Merlynd Nestell
Merlynd Nestell

A geologist at The University of Texas at Arlington has been honored for his contributions to geological sciences in the Permian Basin of West Texas.

Merlynd Nestell, professor of earth and environmental sciences, was named an Honorary Life Member of the Permian Basin Section of the Society for Sedimentary Geology (commonly known as SEPM, the acronym for its former name, the Society of Economic Paleontologists and Mineralogists). The award has been given annually since 1960.

Nestell received the award during the monthly meeting of the West Texas Permian Basin Section of the SEPM on May 16 in Midland. Three of his former master's students - Johnathon Bogacz, Robert Nail and Michael Sweat - were in attendance.

"I was surprised that this happened; there are some very well-known geologists and paleontologists that have received this honor," Nestell said. "It's very nice to be recognized by your peers, and I'm honored to receive this award."

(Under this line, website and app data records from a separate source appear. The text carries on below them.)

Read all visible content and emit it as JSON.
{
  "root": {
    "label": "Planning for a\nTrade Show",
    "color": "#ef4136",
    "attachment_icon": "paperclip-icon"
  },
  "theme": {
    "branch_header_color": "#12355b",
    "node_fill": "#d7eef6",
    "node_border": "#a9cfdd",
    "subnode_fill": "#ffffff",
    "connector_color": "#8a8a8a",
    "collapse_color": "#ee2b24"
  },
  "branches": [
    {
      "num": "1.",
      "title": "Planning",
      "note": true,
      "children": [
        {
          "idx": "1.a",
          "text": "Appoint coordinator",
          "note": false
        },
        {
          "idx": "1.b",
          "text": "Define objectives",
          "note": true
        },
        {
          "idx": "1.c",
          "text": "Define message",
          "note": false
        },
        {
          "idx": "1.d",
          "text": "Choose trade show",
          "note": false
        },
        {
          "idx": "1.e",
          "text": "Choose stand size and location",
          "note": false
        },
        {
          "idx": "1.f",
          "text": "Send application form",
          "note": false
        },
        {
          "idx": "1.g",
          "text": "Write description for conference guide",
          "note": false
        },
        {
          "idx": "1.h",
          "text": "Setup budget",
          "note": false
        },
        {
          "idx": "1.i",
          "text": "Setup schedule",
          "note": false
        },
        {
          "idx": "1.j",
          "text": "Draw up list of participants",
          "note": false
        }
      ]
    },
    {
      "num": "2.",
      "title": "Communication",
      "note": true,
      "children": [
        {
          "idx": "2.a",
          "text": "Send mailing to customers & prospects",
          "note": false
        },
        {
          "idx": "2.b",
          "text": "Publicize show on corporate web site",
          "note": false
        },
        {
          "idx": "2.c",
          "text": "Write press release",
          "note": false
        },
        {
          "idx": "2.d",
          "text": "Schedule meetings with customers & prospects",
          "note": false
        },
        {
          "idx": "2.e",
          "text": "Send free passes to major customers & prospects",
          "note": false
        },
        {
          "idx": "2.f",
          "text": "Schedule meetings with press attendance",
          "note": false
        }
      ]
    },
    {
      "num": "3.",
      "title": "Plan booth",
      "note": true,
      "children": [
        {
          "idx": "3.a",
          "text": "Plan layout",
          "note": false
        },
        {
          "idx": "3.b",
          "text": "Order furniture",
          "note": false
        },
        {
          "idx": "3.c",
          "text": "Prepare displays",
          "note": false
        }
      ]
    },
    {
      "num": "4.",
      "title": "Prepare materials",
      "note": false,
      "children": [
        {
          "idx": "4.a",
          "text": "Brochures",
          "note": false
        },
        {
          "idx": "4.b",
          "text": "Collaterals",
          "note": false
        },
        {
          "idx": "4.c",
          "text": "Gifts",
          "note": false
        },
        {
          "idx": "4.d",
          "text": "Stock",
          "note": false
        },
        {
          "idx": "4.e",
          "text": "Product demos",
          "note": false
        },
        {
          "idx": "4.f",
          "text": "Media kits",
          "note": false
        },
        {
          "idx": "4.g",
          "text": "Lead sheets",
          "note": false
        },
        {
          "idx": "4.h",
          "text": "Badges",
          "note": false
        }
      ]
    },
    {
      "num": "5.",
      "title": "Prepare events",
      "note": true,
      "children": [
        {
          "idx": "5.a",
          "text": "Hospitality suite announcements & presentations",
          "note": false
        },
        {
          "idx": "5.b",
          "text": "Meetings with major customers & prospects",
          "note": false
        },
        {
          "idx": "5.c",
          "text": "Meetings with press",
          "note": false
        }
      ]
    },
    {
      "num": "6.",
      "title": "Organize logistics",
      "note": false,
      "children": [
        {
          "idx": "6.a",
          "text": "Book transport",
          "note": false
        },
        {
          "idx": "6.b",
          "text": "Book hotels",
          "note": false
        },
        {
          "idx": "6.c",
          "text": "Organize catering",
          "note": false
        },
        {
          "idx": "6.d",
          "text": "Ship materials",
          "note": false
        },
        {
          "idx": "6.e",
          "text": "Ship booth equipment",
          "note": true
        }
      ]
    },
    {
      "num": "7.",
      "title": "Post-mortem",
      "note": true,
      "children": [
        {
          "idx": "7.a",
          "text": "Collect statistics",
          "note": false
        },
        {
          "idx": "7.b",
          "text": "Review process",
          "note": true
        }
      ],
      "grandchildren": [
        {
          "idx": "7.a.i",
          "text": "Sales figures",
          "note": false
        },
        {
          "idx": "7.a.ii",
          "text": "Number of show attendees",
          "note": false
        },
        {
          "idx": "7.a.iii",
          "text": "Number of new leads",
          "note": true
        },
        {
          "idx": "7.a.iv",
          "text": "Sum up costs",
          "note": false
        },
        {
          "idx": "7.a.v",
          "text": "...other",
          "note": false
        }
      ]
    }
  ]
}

The Permian Basin contains one of the world's most well-known and thickest deposits of rocks from the Permian geologic period, which spans almost 47 million years, from the end of the Carboniferous Period (299 million years ago) to the beginning of the Triassic Period (252 million years ago).

Asish Basu, chair and professor of the Department of Earth and Environmental Sciences, said Nestell's decades of research and experience working on the biostratigraphy of the Permian Basin make him a worthy recipient of the award.

"Dr. Nestell has devoted a great deal of time to researching the Permian Basin and has made important contributions to our knowledge of this geologic period," Basu said. "He is very worthy to receive this honor from the Permian Basin Section of the SEPM."

Nestell — who is also a professor in the UTA Department of Mathematics — has authored or co-authored over 50 publications and meeting presentations concerning the biostratigraphy and microfossils of Permian strata in the Delaware Basin, which is the second-largest component of the Permian Basin. Nestell's wife, Galina Nestell, an adjunct professor in the EES Department, co-authored a number of the publications.

"Much of the area where we have been working is on large private ranches and little or no access has generally been available for many years," Nestell said. "The kind cooperation of these large ranches has been integral to the success of this work, as has the cooperation of the U.S. Geological Survey and Mountains National Park."

Nestell has been a College of Science faculty member for 48 years and is one of the longest-tenured faculty members at UTA. He received a B.S. in Mathematics from Andrews University in Berrien Springs, Michigan, in 1957, an M.A. in Mathematics from the University of Wisconsin in 1959 and a Ph.D. in Mathematics with a minor in Geology from Oregon State University in 1966.

He came to UTA in 1969 as a member of the mathematics faculty; his joint appointment with the Department of EES came in 1978 after a 1½ faculty development leave in the Department of Geological Sciences at Princeton University. He has twice been named College of Science Teacher of the Year (1990, 1994) and in 2003 he was inducted into the UTA Academy of Distinguished Teachers.

He has a lengthy record of service, having been a member of over 30 committees at the department, college, University and national levels. He has also served as an academic advisor and as faculty advisor for various student organizations. He has been field trip leader for numerous departmental geologic field excursions since 1977.